───── EXTRACTED INFORMATION ─────
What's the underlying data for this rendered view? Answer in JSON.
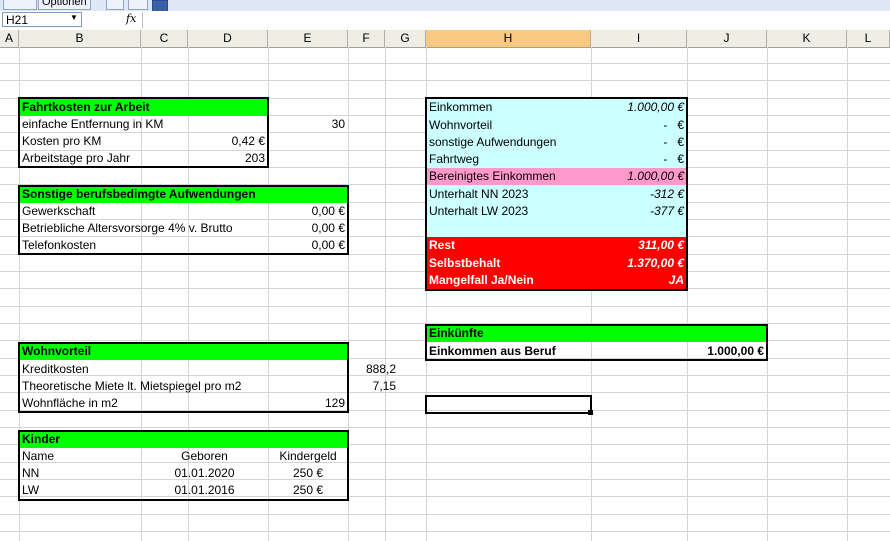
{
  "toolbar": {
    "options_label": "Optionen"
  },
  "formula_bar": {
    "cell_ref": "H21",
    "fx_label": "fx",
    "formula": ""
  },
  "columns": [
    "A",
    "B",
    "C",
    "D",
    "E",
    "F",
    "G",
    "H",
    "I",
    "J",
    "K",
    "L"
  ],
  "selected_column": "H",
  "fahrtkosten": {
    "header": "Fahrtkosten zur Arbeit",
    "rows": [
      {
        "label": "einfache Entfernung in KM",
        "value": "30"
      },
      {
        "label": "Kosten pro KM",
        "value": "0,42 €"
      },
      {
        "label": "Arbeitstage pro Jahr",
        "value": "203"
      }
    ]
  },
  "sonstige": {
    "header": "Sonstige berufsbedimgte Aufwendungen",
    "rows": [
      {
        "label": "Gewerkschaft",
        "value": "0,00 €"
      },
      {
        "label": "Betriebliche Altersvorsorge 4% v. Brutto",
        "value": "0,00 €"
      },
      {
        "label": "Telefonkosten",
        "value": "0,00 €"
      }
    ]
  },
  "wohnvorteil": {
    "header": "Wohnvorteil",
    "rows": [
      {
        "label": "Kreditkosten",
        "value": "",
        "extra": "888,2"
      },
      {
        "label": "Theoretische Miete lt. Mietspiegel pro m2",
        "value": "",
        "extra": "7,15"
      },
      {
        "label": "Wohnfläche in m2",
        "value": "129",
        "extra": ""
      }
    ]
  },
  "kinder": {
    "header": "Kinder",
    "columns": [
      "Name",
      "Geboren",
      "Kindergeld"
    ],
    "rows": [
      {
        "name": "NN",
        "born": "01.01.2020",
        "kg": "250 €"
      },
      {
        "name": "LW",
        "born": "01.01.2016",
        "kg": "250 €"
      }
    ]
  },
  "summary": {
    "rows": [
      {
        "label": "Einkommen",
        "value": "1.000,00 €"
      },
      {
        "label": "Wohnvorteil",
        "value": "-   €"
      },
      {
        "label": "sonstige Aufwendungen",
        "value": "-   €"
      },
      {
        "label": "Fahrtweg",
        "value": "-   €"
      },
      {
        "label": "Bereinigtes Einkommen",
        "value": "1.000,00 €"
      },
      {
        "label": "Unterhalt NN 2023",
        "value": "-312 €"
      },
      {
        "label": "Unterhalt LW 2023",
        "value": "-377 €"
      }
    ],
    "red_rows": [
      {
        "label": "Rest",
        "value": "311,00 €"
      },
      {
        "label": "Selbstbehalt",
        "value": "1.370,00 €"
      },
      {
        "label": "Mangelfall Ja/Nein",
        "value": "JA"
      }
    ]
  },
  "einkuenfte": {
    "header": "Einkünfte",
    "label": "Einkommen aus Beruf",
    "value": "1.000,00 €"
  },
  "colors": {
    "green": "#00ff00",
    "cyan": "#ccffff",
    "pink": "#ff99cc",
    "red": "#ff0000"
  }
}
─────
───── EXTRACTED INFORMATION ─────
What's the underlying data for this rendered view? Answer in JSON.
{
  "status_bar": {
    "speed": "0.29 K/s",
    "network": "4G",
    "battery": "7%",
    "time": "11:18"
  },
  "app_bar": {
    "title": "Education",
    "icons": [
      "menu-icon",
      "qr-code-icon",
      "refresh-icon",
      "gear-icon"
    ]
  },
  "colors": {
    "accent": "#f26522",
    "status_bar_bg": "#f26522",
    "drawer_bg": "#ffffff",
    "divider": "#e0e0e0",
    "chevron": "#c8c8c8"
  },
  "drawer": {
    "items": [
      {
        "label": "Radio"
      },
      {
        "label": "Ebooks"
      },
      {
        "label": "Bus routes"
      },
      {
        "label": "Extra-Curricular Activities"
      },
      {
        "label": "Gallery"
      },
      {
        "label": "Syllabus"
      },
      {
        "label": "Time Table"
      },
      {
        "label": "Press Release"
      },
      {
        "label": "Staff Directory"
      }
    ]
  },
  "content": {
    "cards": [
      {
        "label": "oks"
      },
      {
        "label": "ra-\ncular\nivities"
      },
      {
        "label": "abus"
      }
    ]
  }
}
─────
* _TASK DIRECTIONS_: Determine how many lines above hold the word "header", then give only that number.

* _FINISHED EXERCISE_: 5